Chad "Ochocinco" Johnson: We can quibble over the nature of this pro-football player’s public "sharing," but what we should agree on is the skill with which he has managed his enormously successful personal brand . From changing his given name to the Spanish translation of his jersey #85, to his handling of the now forgotten players’ strike by doing other work and refusing to publicly badmouth the owners, to his current 3 million-plus Twitter followers (a million gained since May) Ochocinco's reputation management is masterful.
Steve Jobs: Jobs was the greatest CEO presenter of all time. He knew that substance + style = sales. He proved that being entertaining did not detract from the importance or quality of the product  and that being boring would actually have done harm by contradicting the Apple brand he’d labored to establish. Most of all, he understood that speaking beautifully about beautifully designed and functional hardware and software would make oodles of money for workers and investors and make oodles of customers happy.
Genette Cordova: The object of former Congressman Anthony Wiener’s ill-advised tweets, this college journalism student was able to do what many much older, vastly more experienced public figures struggle with: behave with class, propriety, and presence of mind during a media firestorm. Cordova never lost her cool , was polite, and, above all, truthful. As a result, she was believable and the firestorm around her, at least, has been doused.
Maria Shriver: Shriver handled her husband’s very public betrayal in a way consistent with our times. She had recently established herself as a leader in the women’s empowerment movement, one of the characteristics of which is telling it like it is in the daily act of juggling work and family. She reached out to her legions of followers by releasing a series of unglamorous, do-it-yourself videos in which she asked for their advice about getting through tough times. This endearing tactic cemented the relationship all but ensuring attendance at future Maria-sponsored events.

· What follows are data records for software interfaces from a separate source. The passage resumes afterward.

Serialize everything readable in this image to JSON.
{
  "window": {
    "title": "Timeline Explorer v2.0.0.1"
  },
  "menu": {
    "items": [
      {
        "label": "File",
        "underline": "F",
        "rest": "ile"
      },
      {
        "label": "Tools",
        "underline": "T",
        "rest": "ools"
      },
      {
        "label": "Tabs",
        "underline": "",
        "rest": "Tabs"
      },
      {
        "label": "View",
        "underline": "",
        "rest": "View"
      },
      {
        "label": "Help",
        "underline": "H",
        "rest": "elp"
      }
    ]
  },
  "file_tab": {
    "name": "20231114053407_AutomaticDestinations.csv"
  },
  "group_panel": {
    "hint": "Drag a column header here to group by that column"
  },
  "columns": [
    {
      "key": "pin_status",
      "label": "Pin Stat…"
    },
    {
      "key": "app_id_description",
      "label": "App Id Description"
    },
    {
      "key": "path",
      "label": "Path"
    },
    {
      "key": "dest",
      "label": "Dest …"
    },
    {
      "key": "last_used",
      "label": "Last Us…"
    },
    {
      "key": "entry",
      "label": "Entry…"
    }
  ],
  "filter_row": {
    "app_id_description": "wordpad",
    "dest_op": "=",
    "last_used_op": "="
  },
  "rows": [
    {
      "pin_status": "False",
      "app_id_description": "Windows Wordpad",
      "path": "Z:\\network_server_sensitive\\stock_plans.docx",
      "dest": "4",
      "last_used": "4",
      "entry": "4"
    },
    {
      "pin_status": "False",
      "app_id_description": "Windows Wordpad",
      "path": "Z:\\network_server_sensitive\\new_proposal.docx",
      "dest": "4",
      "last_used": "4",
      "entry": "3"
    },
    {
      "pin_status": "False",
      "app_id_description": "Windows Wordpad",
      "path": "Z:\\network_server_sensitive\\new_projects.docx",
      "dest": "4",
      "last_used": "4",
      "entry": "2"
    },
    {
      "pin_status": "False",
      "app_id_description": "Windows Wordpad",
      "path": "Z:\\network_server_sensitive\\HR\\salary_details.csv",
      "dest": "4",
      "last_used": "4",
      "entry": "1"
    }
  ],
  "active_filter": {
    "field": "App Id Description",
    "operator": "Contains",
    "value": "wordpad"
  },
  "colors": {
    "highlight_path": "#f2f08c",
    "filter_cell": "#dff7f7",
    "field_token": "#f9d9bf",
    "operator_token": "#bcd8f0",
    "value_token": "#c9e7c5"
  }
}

Elizabeth Warren: Even though she is a professor at Harvard Law School, this candidate for U.S. Senator from Massachusetts knows how to speak in plain terms and form a narrative voters can understand and immediately connect with . There is a simple, homespun logic to her statements that anyone can relate to. They make sense in a way data-driven, wonky explanations would not. When Warren speaks, listeners think and feel, "Yeah, she's got that right."
Hillary Clinton: Less than four years ago, Clinton was running for president and being excoriated in the press on many fronts. She is now one of the world’s most admired women doing what she does best: putting her nose to the grindstone and using her considerable brainpower. But she is doing something else, too. Clinton has been loyal and faithful to President Obama despite the fact that he and his campaign took her down. The media and public have thus been forced to change their view of her as a liar and manipulator.
In turn, she is using her bully pulpit to represent and advocate for the Obama administration  on some unpopular issues. She is still a terrible, stiff public speaker, but being Secretary of State requires another, related set of skills she is excellent at: what I call "private" speaking. That type of one-on-one, interpersonal relationship-building is critical in her line of work--and all lines of work, actually. Through such focus on communication, Hillary Clinton has reopened some doors and may yet have another chance to become president.
As with the failures, I'm sure I left someone out. Please tell me who.
Also, we're about to embark on a brand new year, certain to be rich in communication failures and successes, so I'd consider it a favor if you see something to say something.
Happy New Year!
Ruth Sherman Associates LLC / High-Stakes Presentation Skills Coaching, Consulting & Media Training for CEOs, Celebrities & Politicians / Greenwich, CT
[Image: Flickr user Jeff Kern ]